» **Component data from apps and pages**:
****

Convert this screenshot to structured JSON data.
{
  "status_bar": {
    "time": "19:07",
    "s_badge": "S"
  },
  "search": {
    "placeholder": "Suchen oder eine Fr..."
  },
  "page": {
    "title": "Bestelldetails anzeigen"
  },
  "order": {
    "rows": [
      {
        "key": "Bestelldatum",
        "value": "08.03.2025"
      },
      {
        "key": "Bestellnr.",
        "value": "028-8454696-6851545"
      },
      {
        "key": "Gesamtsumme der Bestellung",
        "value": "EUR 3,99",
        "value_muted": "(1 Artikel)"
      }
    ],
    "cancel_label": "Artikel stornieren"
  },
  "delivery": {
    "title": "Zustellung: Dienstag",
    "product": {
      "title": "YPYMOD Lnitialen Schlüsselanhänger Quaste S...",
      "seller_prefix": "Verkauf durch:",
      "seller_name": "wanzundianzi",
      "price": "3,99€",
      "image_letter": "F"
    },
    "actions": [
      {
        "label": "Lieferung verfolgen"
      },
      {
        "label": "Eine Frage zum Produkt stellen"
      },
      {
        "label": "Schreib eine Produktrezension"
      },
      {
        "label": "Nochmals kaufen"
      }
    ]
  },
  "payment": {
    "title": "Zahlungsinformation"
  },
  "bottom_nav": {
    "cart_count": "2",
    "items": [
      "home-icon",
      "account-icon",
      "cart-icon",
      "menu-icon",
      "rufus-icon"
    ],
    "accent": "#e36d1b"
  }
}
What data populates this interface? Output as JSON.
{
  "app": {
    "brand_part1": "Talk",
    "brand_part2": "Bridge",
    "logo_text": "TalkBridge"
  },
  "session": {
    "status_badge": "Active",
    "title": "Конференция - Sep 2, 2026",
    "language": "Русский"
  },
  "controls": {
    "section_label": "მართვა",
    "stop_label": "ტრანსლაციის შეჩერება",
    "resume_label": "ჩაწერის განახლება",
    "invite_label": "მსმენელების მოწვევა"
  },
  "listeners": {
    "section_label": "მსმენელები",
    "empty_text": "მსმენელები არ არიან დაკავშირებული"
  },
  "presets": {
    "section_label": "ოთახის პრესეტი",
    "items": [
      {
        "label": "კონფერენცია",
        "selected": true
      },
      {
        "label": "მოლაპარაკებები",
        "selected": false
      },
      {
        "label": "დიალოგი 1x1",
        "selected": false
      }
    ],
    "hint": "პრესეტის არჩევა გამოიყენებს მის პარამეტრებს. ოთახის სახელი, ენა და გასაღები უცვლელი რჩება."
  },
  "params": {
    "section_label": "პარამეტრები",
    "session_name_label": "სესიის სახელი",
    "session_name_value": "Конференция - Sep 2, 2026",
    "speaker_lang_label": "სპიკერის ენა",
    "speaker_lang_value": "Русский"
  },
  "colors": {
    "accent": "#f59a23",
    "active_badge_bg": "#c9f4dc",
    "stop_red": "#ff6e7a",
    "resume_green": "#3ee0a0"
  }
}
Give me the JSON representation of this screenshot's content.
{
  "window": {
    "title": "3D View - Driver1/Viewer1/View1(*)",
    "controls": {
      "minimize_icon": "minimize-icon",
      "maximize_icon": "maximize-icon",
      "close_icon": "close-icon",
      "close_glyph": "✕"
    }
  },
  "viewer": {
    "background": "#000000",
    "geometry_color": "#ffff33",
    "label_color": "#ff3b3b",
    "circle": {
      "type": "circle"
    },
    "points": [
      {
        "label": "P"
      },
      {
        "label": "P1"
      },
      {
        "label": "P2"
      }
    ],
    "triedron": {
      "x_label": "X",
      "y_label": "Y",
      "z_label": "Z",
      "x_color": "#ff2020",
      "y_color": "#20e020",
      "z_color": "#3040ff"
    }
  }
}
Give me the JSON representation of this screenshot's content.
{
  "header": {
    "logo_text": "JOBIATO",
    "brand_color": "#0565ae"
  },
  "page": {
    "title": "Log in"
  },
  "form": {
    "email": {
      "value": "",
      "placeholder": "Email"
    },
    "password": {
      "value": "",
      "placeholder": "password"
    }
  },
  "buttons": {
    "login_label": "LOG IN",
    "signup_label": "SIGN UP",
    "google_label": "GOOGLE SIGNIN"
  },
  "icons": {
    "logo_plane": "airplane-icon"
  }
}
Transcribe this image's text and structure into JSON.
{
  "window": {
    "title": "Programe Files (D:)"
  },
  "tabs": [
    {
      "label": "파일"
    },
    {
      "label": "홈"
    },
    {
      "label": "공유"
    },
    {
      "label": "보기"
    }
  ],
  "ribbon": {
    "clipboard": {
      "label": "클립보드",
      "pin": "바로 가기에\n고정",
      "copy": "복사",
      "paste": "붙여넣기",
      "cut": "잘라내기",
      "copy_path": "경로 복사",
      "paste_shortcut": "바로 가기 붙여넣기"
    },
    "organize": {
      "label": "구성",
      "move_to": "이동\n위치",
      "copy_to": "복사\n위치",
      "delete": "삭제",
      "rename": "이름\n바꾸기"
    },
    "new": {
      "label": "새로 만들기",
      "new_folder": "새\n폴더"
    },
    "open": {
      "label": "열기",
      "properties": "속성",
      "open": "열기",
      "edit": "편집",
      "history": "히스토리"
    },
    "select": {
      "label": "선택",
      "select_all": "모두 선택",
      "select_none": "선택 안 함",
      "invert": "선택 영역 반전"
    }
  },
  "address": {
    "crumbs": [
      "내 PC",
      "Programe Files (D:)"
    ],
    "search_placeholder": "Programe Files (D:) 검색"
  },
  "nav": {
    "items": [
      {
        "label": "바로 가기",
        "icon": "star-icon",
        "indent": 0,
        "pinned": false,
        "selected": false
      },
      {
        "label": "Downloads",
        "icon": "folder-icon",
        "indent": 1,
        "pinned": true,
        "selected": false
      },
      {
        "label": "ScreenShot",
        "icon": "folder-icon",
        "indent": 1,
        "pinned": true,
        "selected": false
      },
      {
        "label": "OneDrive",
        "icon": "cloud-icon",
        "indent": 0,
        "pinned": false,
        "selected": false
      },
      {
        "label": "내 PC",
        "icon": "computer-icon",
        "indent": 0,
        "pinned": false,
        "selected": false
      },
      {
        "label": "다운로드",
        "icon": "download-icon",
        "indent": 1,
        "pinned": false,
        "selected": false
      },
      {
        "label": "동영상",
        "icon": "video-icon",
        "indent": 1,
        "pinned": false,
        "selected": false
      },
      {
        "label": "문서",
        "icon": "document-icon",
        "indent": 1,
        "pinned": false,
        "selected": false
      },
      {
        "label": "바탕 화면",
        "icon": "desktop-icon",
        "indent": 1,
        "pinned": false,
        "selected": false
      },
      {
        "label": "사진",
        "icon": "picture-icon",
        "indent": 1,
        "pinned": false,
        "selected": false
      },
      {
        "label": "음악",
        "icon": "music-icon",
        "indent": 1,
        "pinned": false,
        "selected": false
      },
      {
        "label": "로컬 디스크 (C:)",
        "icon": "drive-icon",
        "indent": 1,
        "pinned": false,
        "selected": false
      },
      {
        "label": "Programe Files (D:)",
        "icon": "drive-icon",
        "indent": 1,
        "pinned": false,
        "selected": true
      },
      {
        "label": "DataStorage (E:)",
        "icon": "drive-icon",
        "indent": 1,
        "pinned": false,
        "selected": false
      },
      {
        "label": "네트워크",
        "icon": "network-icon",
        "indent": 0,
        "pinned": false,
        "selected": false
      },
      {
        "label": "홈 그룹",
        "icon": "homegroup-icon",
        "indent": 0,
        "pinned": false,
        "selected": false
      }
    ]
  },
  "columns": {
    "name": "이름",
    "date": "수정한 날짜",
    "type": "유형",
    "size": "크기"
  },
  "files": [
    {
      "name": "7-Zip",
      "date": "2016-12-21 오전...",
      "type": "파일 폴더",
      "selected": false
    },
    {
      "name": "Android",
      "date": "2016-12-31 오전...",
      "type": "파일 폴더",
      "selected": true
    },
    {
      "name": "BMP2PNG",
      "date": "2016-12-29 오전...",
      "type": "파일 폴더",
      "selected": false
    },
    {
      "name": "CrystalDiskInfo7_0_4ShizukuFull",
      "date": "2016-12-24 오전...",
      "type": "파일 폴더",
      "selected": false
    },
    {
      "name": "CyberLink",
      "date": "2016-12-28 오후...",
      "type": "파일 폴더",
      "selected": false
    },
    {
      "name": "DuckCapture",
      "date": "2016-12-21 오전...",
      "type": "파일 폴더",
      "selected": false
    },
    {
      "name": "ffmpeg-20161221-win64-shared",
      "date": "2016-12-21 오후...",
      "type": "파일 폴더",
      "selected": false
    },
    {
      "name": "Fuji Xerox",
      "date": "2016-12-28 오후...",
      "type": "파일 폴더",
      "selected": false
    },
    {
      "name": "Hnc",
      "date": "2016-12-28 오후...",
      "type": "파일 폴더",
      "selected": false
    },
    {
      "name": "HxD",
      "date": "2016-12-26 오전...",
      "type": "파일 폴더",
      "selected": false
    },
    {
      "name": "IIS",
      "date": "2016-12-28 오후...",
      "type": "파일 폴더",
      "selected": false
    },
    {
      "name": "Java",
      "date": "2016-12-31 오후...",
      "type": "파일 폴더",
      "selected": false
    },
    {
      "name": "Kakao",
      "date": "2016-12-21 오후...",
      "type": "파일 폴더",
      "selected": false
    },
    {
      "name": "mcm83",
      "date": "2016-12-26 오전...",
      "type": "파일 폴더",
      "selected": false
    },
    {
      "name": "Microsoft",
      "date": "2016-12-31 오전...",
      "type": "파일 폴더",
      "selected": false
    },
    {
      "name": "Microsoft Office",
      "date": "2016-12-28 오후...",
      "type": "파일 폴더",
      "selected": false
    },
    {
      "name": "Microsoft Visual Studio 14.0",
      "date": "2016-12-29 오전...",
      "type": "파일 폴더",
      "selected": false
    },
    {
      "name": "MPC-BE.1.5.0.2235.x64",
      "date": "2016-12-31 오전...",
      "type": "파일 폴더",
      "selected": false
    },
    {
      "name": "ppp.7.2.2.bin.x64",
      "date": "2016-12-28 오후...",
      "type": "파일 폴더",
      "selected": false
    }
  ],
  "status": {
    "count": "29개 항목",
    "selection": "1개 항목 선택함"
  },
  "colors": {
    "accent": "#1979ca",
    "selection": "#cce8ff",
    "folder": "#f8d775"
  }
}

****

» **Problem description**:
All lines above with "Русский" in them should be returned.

» **Response below**:
    "language": "Русский"
    "speaker_lang_value": "Русский"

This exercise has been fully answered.